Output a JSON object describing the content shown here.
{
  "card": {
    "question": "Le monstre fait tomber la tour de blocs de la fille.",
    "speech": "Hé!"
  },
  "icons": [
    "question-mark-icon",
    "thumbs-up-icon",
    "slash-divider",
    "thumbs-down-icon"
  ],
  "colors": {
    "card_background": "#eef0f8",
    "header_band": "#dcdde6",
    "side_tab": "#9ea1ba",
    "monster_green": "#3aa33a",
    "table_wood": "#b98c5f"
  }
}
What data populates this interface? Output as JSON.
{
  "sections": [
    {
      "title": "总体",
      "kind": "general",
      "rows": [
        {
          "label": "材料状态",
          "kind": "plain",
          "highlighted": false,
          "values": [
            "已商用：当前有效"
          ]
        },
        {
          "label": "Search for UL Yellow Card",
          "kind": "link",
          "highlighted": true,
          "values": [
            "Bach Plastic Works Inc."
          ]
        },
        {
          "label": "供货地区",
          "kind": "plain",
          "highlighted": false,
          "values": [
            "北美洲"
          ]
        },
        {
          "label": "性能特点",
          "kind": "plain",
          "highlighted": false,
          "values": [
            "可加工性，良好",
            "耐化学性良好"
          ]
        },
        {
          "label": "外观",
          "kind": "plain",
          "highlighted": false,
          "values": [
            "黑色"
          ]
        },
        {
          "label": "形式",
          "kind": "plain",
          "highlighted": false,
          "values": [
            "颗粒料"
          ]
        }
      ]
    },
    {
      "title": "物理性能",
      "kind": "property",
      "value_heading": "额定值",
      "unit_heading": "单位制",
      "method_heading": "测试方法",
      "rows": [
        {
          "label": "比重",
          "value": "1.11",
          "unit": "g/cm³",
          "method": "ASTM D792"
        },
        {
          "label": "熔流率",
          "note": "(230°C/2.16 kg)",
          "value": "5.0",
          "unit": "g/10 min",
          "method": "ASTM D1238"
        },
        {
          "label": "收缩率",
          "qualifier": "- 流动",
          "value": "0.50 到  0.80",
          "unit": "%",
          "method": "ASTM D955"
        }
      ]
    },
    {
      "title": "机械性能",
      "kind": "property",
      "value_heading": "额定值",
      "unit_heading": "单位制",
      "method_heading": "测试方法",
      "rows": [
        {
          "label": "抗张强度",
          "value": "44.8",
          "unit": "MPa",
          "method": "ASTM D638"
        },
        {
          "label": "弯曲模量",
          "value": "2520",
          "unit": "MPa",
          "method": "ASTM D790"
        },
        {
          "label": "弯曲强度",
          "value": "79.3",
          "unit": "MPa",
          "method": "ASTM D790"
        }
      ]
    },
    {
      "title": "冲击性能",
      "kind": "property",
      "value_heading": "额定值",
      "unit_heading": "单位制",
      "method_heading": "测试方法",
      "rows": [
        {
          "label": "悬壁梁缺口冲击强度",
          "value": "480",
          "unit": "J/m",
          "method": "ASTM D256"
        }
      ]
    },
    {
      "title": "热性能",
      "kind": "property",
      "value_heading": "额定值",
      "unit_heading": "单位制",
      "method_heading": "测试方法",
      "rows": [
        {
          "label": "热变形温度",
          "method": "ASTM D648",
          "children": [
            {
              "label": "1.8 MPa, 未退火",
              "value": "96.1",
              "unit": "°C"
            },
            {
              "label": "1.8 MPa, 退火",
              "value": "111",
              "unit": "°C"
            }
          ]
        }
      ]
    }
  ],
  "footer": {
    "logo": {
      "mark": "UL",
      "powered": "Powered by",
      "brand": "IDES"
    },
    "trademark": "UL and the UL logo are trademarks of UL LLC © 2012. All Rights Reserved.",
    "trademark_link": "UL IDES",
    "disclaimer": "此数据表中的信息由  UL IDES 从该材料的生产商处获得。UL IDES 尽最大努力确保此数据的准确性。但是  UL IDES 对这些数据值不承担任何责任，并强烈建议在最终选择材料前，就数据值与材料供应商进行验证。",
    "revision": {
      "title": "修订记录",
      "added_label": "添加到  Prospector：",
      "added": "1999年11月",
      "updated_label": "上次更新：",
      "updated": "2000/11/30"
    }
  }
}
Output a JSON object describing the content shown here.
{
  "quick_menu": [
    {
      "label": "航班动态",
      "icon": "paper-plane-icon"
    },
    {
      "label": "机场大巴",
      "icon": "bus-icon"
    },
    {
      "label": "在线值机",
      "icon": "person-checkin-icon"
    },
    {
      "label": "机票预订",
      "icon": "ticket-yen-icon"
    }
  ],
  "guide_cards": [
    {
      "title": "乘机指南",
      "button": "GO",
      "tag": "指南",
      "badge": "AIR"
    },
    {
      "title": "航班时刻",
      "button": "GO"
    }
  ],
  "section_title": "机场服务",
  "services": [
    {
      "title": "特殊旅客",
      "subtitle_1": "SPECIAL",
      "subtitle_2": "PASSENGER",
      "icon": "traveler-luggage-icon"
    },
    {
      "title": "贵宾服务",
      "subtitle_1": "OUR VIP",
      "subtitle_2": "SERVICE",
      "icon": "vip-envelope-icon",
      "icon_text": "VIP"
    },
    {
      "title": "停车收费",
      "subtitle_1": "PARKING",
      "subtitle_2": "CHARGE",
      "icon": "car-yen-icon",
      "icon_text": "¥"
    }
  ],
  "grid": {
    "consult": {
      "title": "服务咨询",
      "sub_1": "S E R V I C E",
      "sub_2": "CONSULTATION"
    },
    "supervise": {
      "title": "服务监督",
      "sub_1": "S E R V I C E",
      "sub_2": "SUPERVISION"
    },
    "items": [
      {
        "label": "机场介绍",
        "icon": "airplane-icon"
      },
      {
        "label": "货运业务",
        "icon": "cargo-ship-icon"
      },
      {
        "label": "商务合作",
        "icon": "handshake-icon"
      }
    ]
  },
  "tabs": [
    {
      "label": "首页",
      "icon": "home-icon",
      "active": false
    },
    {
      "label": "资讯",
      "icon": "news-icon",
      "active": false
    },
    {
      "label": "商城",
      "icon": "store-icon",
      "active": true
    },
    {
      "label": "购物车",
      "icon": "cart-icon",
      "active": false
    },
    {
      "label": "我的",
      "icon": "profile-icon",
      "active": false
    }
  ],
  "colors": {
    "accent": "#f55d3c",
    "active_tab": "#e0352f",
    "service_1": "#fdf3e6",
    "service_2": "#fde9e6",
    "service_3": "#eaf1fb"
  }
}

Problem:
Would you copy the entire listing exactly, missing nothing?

The answer:
Output a JSON object describing the content shown here.
{
  "card": {
    "question": "Le monstre fait tomber la tour de blocs de la fille.",
    "speech": "Hé!"
  },
  "icons": [
    "question-mark-icon",
    "thumbs-up-icon",
    "slash-divider",
    "thumbs-down-icon"
  ],
  "colors": {
    "card_background": "#eef0f8",
    "header_band": "#dcdde6",
    "side_tab": "#9ea1ba",
    "monster_green": "#3aa33a",
    "table_wood": "#b98c5f"
  }
}
What data populates this interface? Output as JSON.
{
  "sections": [
    {
      "title": "总体",
      "kind": "general",
      "rows": [
        {
          "label": "材料状态",
          "kind": "plain",
          "highlighted": false,
          "values": [
            "已商用：当前有效"
          ]
        },
        {
          "label": "Search for UL Yellow Card",
          "kind": "link",
          "highlighted": true,
          "values": [
            "Bach Plastic Works Inc."
          ]
        },
        {
          "label": "供货地区",
          "kind": "plain",
          "highlighted": false,
          "values": [
            "北美洲"
          ]
        },
        {
          "label": "性能特点",
          "kind": "plain",
          "highlighted": false,
          "values": [
            "可加工性，良好",
            "耐化学性良好"
          ]
        },
        {
          "label": "外观",
          "kind": "plain",
          "highlighted": false,
          "values": [
            "黑色"
          ]
        },
        {
          "label": "形式",
          "kind": "plain",
          "highlighted": false,
          "values": [
            "颗粒料"
          ]
        }
      ]
    },
    {
      "title": "物理性能",
      "kind": "property",
      "value_heading": "额定值",
      "unit_heading": "单位制",
      "method_heading": "测试方法",
      "rows": [
        {
          "label": "比重",
          "value": "1.11",
          "unit": "g/cm³",
          "method": "ASTM D792"
        },
        {
          "label": "熔流率",
          "note": "(230°C/2.16 kg)",
          "value": "5.0",
          "unit": "g/10 min",
          "method": "ASTM D1238"
        },
        {
          "label": "收缩率",
          "qualifier": "- 流动",
          "value": "0.50 到  0.80",
          "unit": "%",
          "method": "ASTM D955"
        }
      ]
    },
    {
      "title": "机械性能",
      "kind": "property",
      "value_heading": "额定值",
      "unit_heading": "单位制",
      "method_heading": "测试方法",
      "rows": [
        {
          "label": "抗张强度",
          "value": "44.8",
          "unit": "MPa",
          "method": "ASTM D638"
        },
        {
          "label": "弯曲模量",
          "value": "2520",
          "unit": "MPa",
          "method": "ASTM D790"
        },
        {
          "label": "弯曲强度",
          "value": "79.3",
          "unit": "MPa",
          "method": "ASTM D790"
        }
      ]
    },
    {
      "title": "冲击性能",
      "kind": "property",
      "value_heading": "额定值",
      "unit_heading": "单位制",
      "method_heading": "测试方法",
      "rows": [
        {
          "label": "悬壁梁缺口冲击强度",
          "value": "480",
          "unit": "J/m",
          "method": "ASTM D256"
        }
      ]
    },
    {
      "title": "热性能",
      "kind": "property",
      "value_heading": "额定值",
      "unit_heading": "单位制",
      "method_heading": "测试方法",
      "rows": [
        {
          "label": "热变形温度",
          "method": "ASTM D648",
          "children": [
            {
              "label": "1.8 MPa, 未退火",
              "value": "96.1",
              "unit": "°C"
            },
            {
              "label": "1.8 MPa, 退火",
              "value": "111",
              "unit": "°C"
            }
          ]
        }
      ]
    }
  ],
  "footer": {
    "logo": {
      "mark": "UL",
      "powered": "Powered by",
      "brand": "IDES"
    },
    "trademark": "UL and the UL logo are trademarks of UL LLC © 2012. All Rights Reserved.",
    "trademark_link": "UL IDES",
    "disclaimer": "此数据表中的信息由  UL IDES 从该材料的生产商处获得。UL IDES 尽最大努力确保此数据的准确性。但是  UL IDES 对这些数据值不承担任何责任，并强烈建议在最终选择材料前，就数据值与材料供应商进行验证。",
    "revision": {
      "title": "修订记录",
      "added_label": "添加到  Prospector：",
      "added": "1999年11月",
      "updated_label": "上次更新：",
      "updated": "2000/11/30"
    }
  }
}
Output a JSON object describing the content shown here.
{
  "quick_menu": [
    {
      "label": "航班动态",
      "icon": "paper-plane-icon"
    },
    {
      "label": "机场大巴",
      "icon": "bus-icon"
    },
    {
      "label": "在线值机",
      "icon": "person-checkin-icon"
    },
    {
      "label": "机票预订",
      "icon": "ticket-yen-icon"
    }
  ],
  "guide_cards": [
    {
      "title": "乘机指南",
      "button": "GO",
      "tag": "指南",
      "badge": "AIR"
    },
    {
      "title": "航班时刻",
      "button": "GO"
    }
  ],
  "section_title": "机场服务",
  "services": [
    {
      "title": "特殊旅客",
      "subtitle_1": "SPECIAL",
      "subtitle_2": "PASSENGER",
      "icon": "traveler-luggage-icon"
    },
    {
      "title": "贵宾服务",
      "subtitle_1": "OUR VIP",
      "subtitle_2": "SERVICE",
      "icon": "vip-envelope-icon",
      "icon_text": "VIP"
    },
    {
      "title": "停车收费",
      "subtitle_1": "PARKING",
      "subtitle_2": "CHARGE",
      "icon": "car-yen-icon",
      "icon_text": "¥"
    }
  ],
  "grid": {
    "consult": {
      "title": "服务咨询",
      "sub_1": "S E R V I C E",
      "sub_2": "CONSULTATION"
    },
    "supervise": {
      "title": "服务监督",
      "sub_1": "S E R V I C E",
      "sub_2": "SUPERVISION"
    },
    "items": [
      {
        "label": "机场介绍",
        "icon": "airplane-icon"
      },
      {
        "label": "货运业务",
        "icon": "cargo-ship-icon"
      },
      {
        "label": "商务合作",
        "icon": "handshake-icon"
      }
    ]
  },
  "tabs": [
    {
      "label": "首页",
      "icon": "home-icon",
      "active": false
    },
    {
      "label": "资讯",
      "icon": "news-icon",
      "active": false
    },
    {
      "label": "商城",
      "icon": "store-icon",
      "active": true
    },
    {
      "label": "购物车",
      "icon": "cart-icon",
      "active": false
    },
    {
      "label": "我的",
      "icon": "profile-icon",
      "active": false
    }
  ],
  "colors": {
    "accent": "#f55d3c",
    "active_tab": "#e0352f",
    "service_1": "#fdf3e6",
    "service_2": "#fde9e6",
    "service_3": "#eaf1fb"
  }
}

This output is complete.